Alternating Periods of Hyperactivity or Extreme Sociability
MDMA use causes heightened energy levels and sociability but once the substance is eliminated from the individual’s system, they become depressed and lethargic. Chronic MDMA users often display periods of extreme talkativeness, energy, sociability etc., in social situations where they use the drug. These are followed by periods of irritability, isolation, depression, and lethargy.
Overheating Easily During Social Activities
Using MDMA causes stimulant effects that result in the arousal of an individual’s sympathetic nervous system. This results in users becoming overheated and sweating profusely typically when they are in crowded conditions, such as clubs or parties.
Displaying Periodic Psychiatric/Cognitive Symptoms
Individuals who abuse MDMA often experience periodic memory loss, confusion, and hallucinations. The repeated intense release of neurotransmitters followed by neurotransmitter depletion, may cause permanent damage.
What is an MDMA Overdose?
Overdosing on MDMA means taking more than the normal recreational dose. MDMA (Ecstasy) overdose can cause a spike in body temperature, seizures, and foaming at the mouth. This can lead to heatstroke or the disruption of an underlying heart condition, both of which can become fatal.
MDMA and Other Drugs

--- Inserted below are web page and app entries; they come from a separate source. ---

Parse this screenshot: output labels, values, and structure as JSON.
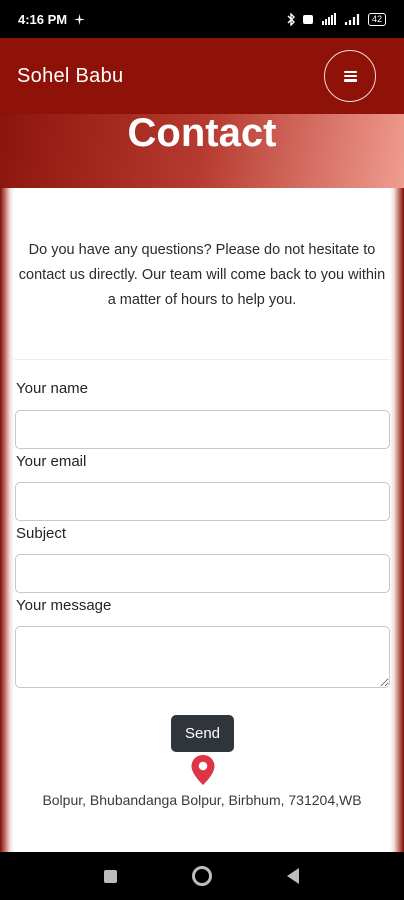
{
  "status_bar": {
    "time": "4:16 PM",
    "battery": "42"
  },
  "navbar": {
    "brand": "Sohel Babu"
  },
  "hero": {
    "title": "Contact"
  },
  "intro": "Do you have any questions? Please do not hesitate to contact us directly. Our team will come back to you within a matter of hours to help you.",
  "form": {
    "name_label": "Your name",
    "name_value": "",
    "email_label": "Your email",
    "email_value": "",
    "subject_label": "Subject",
    "subject_value": "",
    "message_label": "Your message",
    "message_value": "",
    "send_label": "Send"
  },
  "address": "Bolpur, Bhubandanga Bolpur, Birbhum, 731204,WB",
  "colors": {
    "navbar_bg": "#8f1208",
    "pin": "#dc3545",
    "send_bg": "#30343b"
  }
}
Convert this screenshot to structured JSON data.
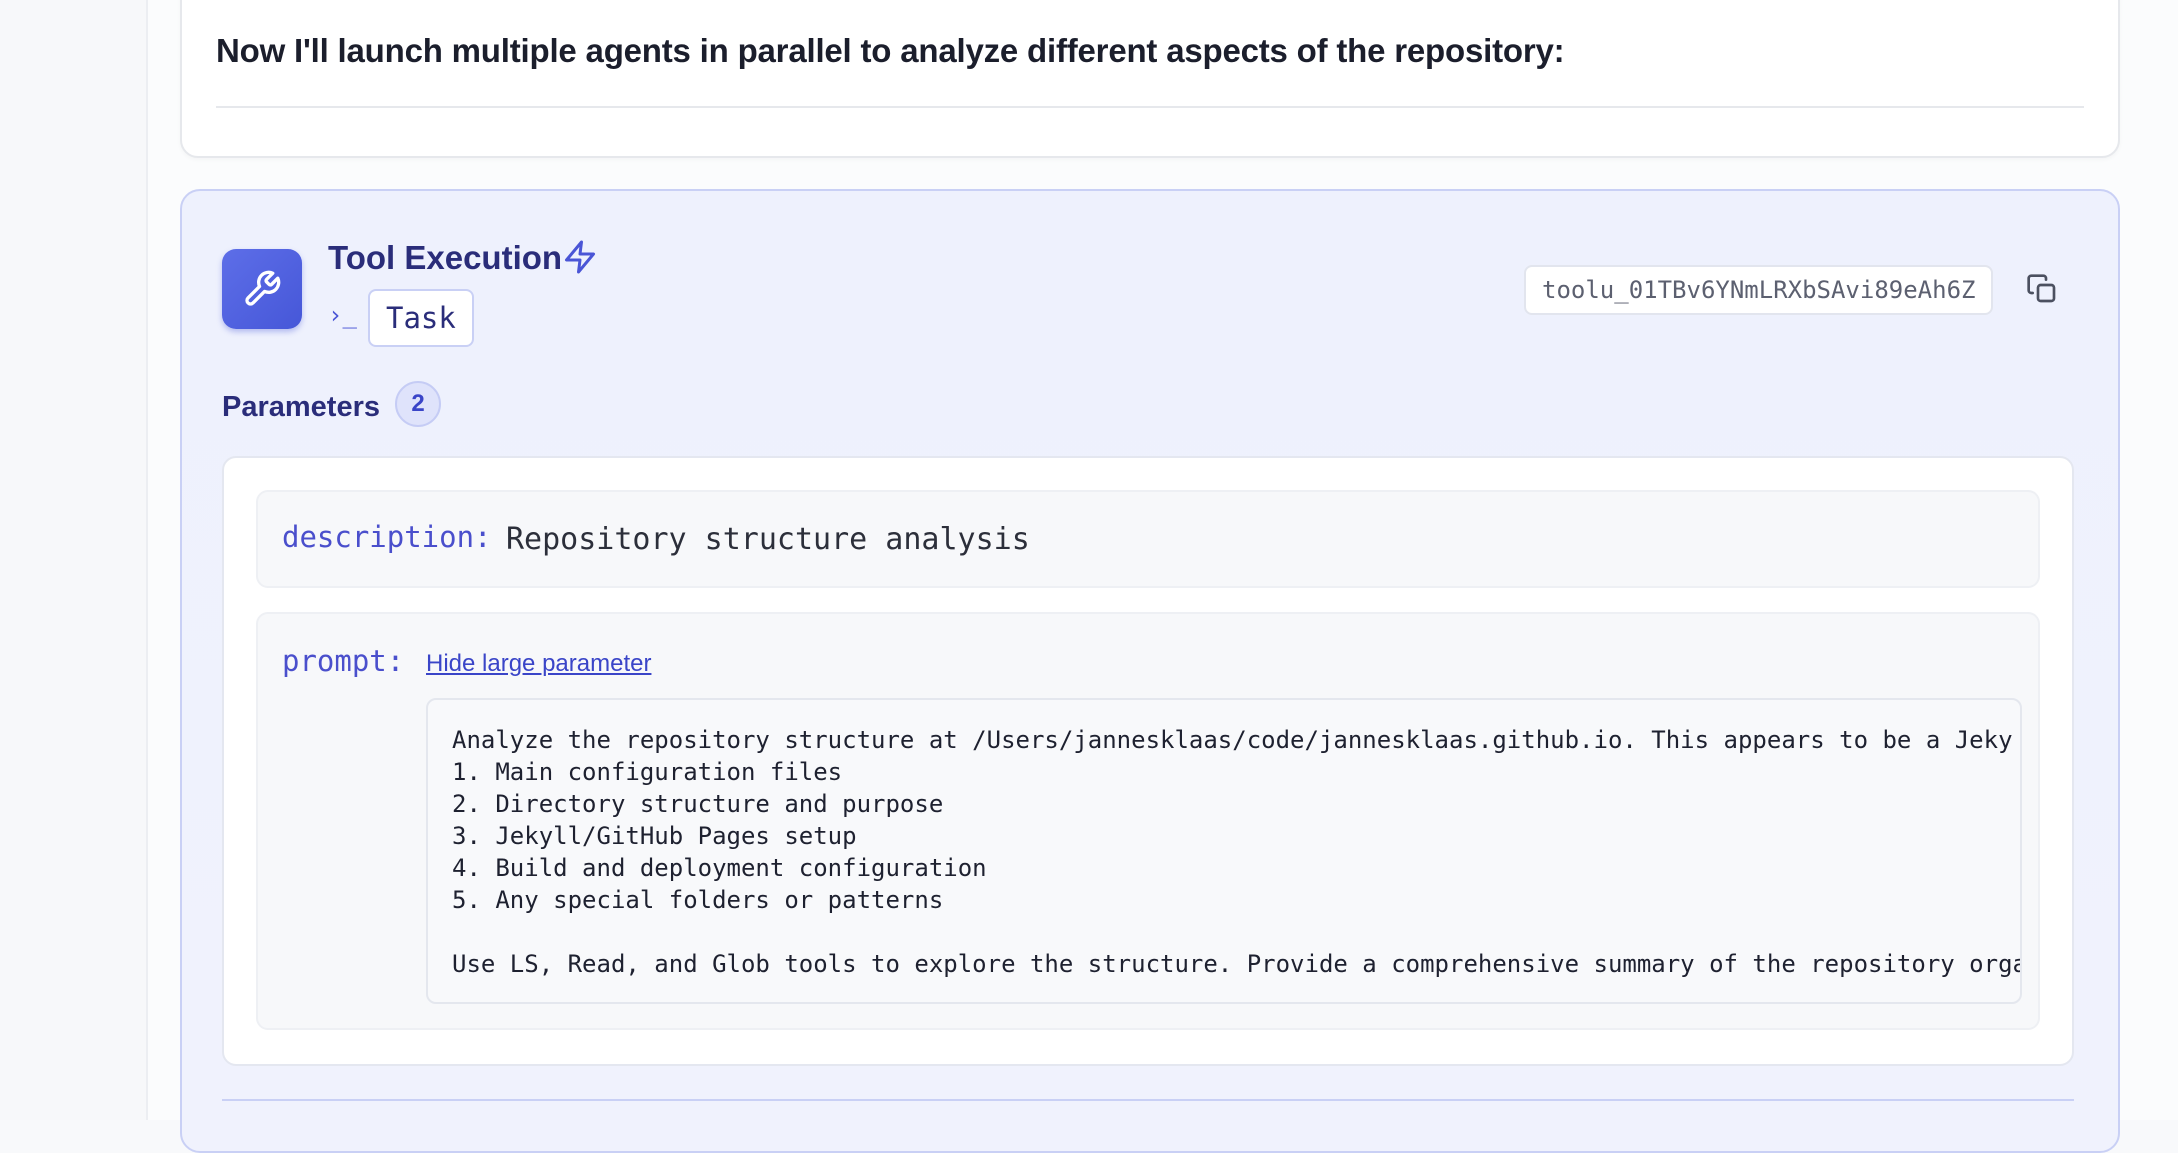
{
  "message": {
    "text": "Now I'll launch multiple agents in parallel to analyze different aspects of the repository:"
  },
  "tool": {
    "title": "Tool Execution",
    "title_icon": "bolt-icon",
    "header_icon": "wrench-icon",
    "command_icon": "terminal-prompt-icon",
    "command_glyph": "›_",
    "name": "Task",
    "id": "toolu_01TBv6YNmLRXbSAvi89eAh6Z",
    "copy_icon": "copy-icon",
    "accent_color": "#4a55d6"
  },
  "parameters": {
    "label": "Parameters",
    "count": "2",
    "items": [
      {
        "key": "description:",
        "value": "Repository structure analysis"
      },
      {
        "key": "prompt:",
        "toggle_label": "Hide large parameter",
        "value": "Analyze the repository structure at /Users/jannesklaas/code/jannesklaas.github.io. This appears to be a Jeky\n1. Main configuration files\n2. Directory structure and purpose\n3. Jekyll/GitHub Pages setup\n4. Build and deployment configuration\n5. Any special folders or patterns\n\nUse LS, Read, and Glob tools to explore the structure. Provide a comprehensive summary of the repository orga"
      }
    ]
  }
}
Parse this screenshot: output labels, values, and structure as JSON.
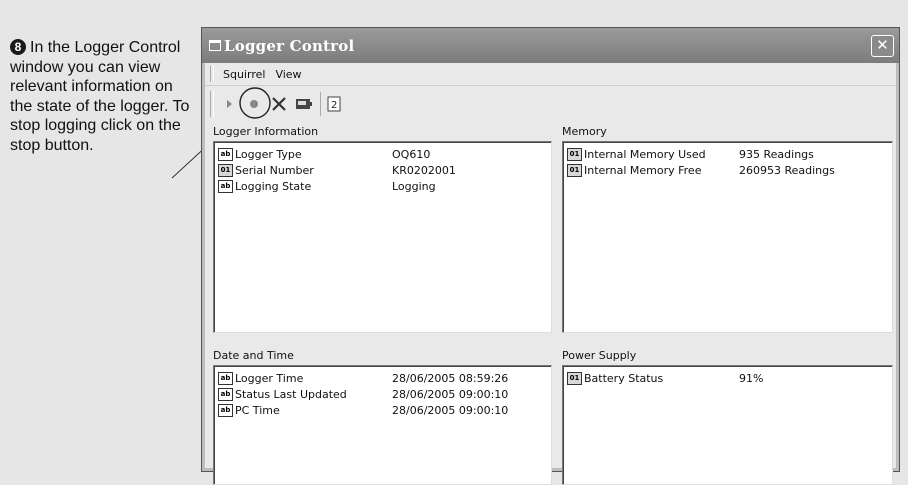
{
  "callout": {
    "step_number": "8",
    "text": "In the Logger Control window you can view relevant information on the state of the logger. To stop logging click on the stop button."
  },
  "window": {
    "title": "Logger Control",
    "close_glyph": "✕",
    "menu": [
      "Squirrel",
      "View"
    ],
    "toolbar": [
      "play-icon",
      "record-icon",
      "stop-x-icon",
      "display-icon",
      "refresh-icon"
    ]
  },
  "panels": {
    "logger_info": {
      "title": "Logger Information",
      "rows": [
        {
          "icon": "text-field-icon",
          "name": "Logger Type",
          "value": "OQ610"
        },
        {
          "icon": "numeric-field-icon",
          "name": "Serial Number",
          "value": "KR0202001"
        },
        {
          "icon": "text-field-icon",
          "name": "Logging State",
          "value": "Logging"
        }
      ]
    },
    "memory": {
      "title": "Memory",
      "rows": [
        {
          "icon": "numeric-field-icon",
          "name": "Internal Memory Used",
          "value": "935 Readings"
        },
        {
          "icon": "numeric-field-icon",
          "name": "Internal Memory Free",
          "value": "260953 Readings"
        }
      ]
    },
    "date_time": {
      "title": "Date and Time",
      "rows": [
        {
          "icon": "text-field-icon",
          "name": "Logger Time",
          "value": "28/06/2005 08:59:26"
        },
        {
          "icon": "text-field-icon",
          "name": "Status Last Updated",
          "value": "28/06/2005 09:00:10"
        },
        {
          "icon": "text-field-icon",
          "name": "PC Time",
          "value": "28/06/2005 09:00:10"
        }
      ]
    },
    "power": {
      "title": "Power Supply",
      "rows": [
        {
          "icon": "numeric-field-icon",
          "name": "Battery Status",
          "value": "91%"
        }
      ]
    }
  }
}
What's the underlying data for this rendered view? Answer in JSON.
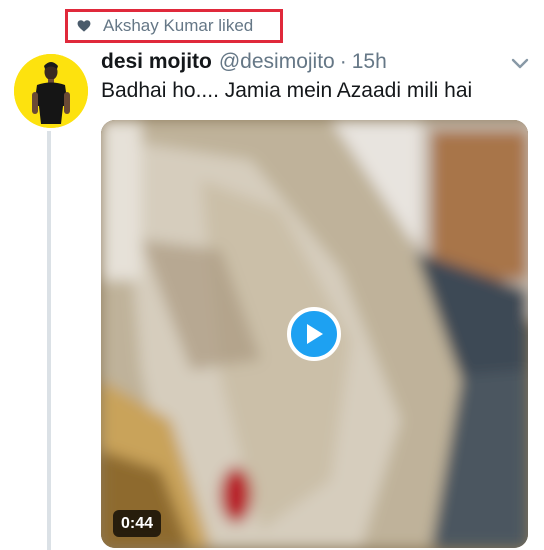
{
  "social_context": {
    "text": "Akshay Kumar liked",
    "icon": "heart-icon"
  },
  "tweet": {
    "display_name": "desi mojito",
    "handle": "@desimojito",
    "separator": "·",
    "time": "15h",
    "text": "Badhai ho.... Jamia mein Azaadi mili hai",
    "media": {
      "type": "video",
      "duration": "0:44",
      "icon": "play-icon"
    }
  },
  "colors": {
    "highlight_border": "#e0293b",
    "accent": "#1da1f2",
    "secondary_text": "#657786",
    "avatar_bg": "#fde20e"
  }
}
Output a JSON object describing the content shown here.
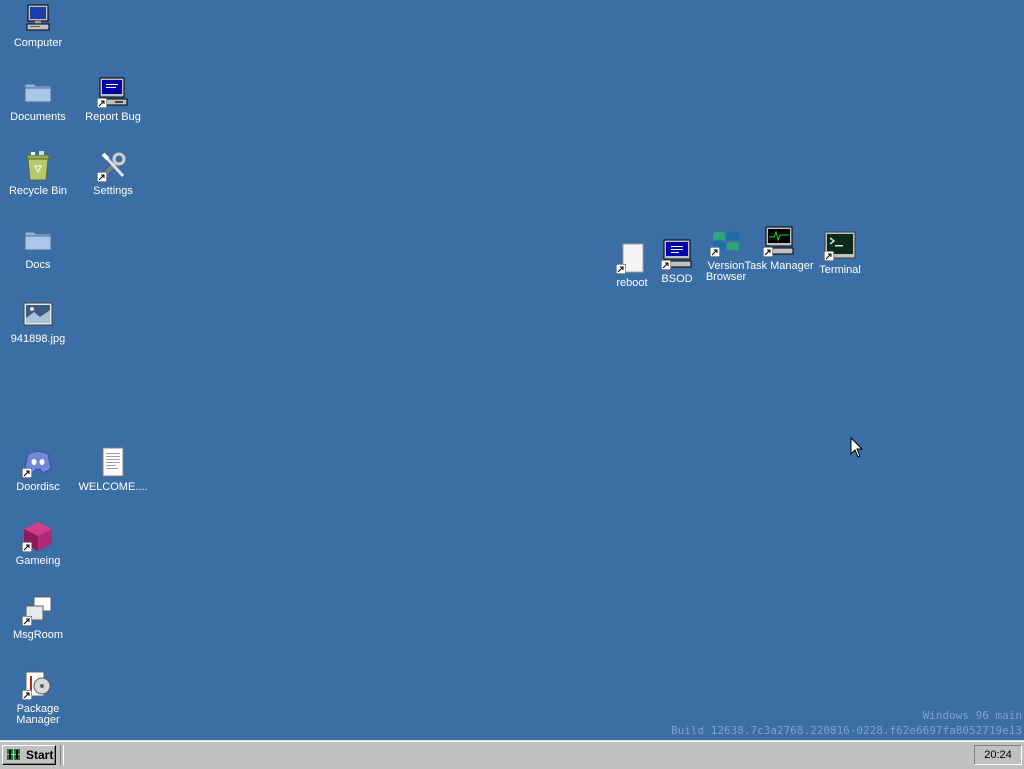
{
  "desktop": {
    "background": "#3a6ea5",
    "icons": [
      {
        "id": "computer",
        "label": "Computer",
        "icon": "computer-icon"
      },
      {
        "id": "documents",
        "label": "Documents",
        "icon": "folder-icon"
      },
      {
        "id": "report-bug",
        "label": "Report Bug",
        "icon": "computer-icon"
      },
      {
        "id": "recycle-bin",
        "label": "Recycle Bin",
        "icon": "recycle-bin-icon"
      },
      {
        "id": "settings",
        "label": "Settings",
        "icon": "tools-icon"
      },
      {
        "id": "docs",
        "label": "Docs",
        "icon": "folder-icon"
      },
      {
        "id": "image-file",
        "label": "941898.jpg",
        "icon": "image-file-icon"
      },
      {
        "id": "doordisc",
        "label": "Doordisc",
        "icon": "discord-icon"
      },
      {
        "id": "welcome",
        "label": "WELCOME....",
        "icon": "text-document-icon"
      },
      {
        "id": "gameing",
        "label": "Gameing",
        "icon": "cube-icon"
      },
      {
        "id": "msgroom",
        "label": "MsgRoom",
        "icon": "chat-windows-icon"
      },
      {
        "id": "package-manager",
        "label": "Package Manager",
        "icon": "package-icon"
      },
      {
        "id": "reboot",
        "label": "reboot",
        "icon": "blank-file-icon"
      },
      {
        "id": "bsod",
        "label": "BSOD",
        "icon": "computer-icon"
      },
      {
        "id": "version-browser",
        "label": "Version Browser",
        "icon": "windows-flag-icon"
      },
      {
        "id": "task-manager",
        "label": "Task Manager",
        "icon": "task-manager-icon"
      },
      {
        "id": "terminal",
        "label": "Terminal",
        "icon": "terminal-icon"
      }
    ]
  },
  "watermark": {
    "line1": "Windows 96 main",
    "line2": "Build 12638.7c3a2768.220816-0228.f62e6697fa8052719e13"
  },
  "taskbar": {
    "start_label": "Start",
    "clock": "20:24"
  }
}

Some pills sold as MDMA (Ecstasy) contain other substances that are more dangerous and take longer to “kick in.” Adverse effects may be related to other drugs sold in combination with MDMA, such as alcohol, marijuana, cocaine, or other adulterants commonly found in MDMA tablets. Molly often contains not only pure MDMA but also other drugs that are dangerous when taken together.
Addiction Care at La Hacienda Treatment Center
Successful treatment of drug addiction at La Hacienda Treatment Center is based on medically supervised detoxification, around-the-clock nursing care, and solid counseling administered by a competent and empathetic clinical staff.
In addition to an individualized treatment plan, patients receive a solid introduction to the 12-steps which give them a path to a new, more-rewarding life free of drugs and alcohol.
If you or a loved one is struggling with MDMA use, other drugs, or alcohol addiction, please call and speak with one of our trained on-site admission specialists at (800) 749-6160.
Molly is a street name for MDMA (3,4-methylenedioxy-methamphetamine), a popular rave drug used at music festivals and nightclubs.
Ecstasy, also commonly known as “Molly,” is a synthetic drug known primarily for its stimulant and hallucinogenic effects.
Rave Attendees and Illicit Drug Use
Rave attendees were more likely than non-attendees to report use of an illicit drug other than marijuana (35.5% vs. 15.6%). Attendees were more likely to report use of each of the 18 drugs assessed, and attendees were more likely to report more frequent use (more than 6 times) of each drug.
How Long Does the Effect of Molly Last?
According to some research, Molly is typically detectable for 24–72 hours, but it can remain in small amounts for up to 5 days. Because tolerance increases with use, chronic use can cause Molly to remain detectable in the body for up to a week later.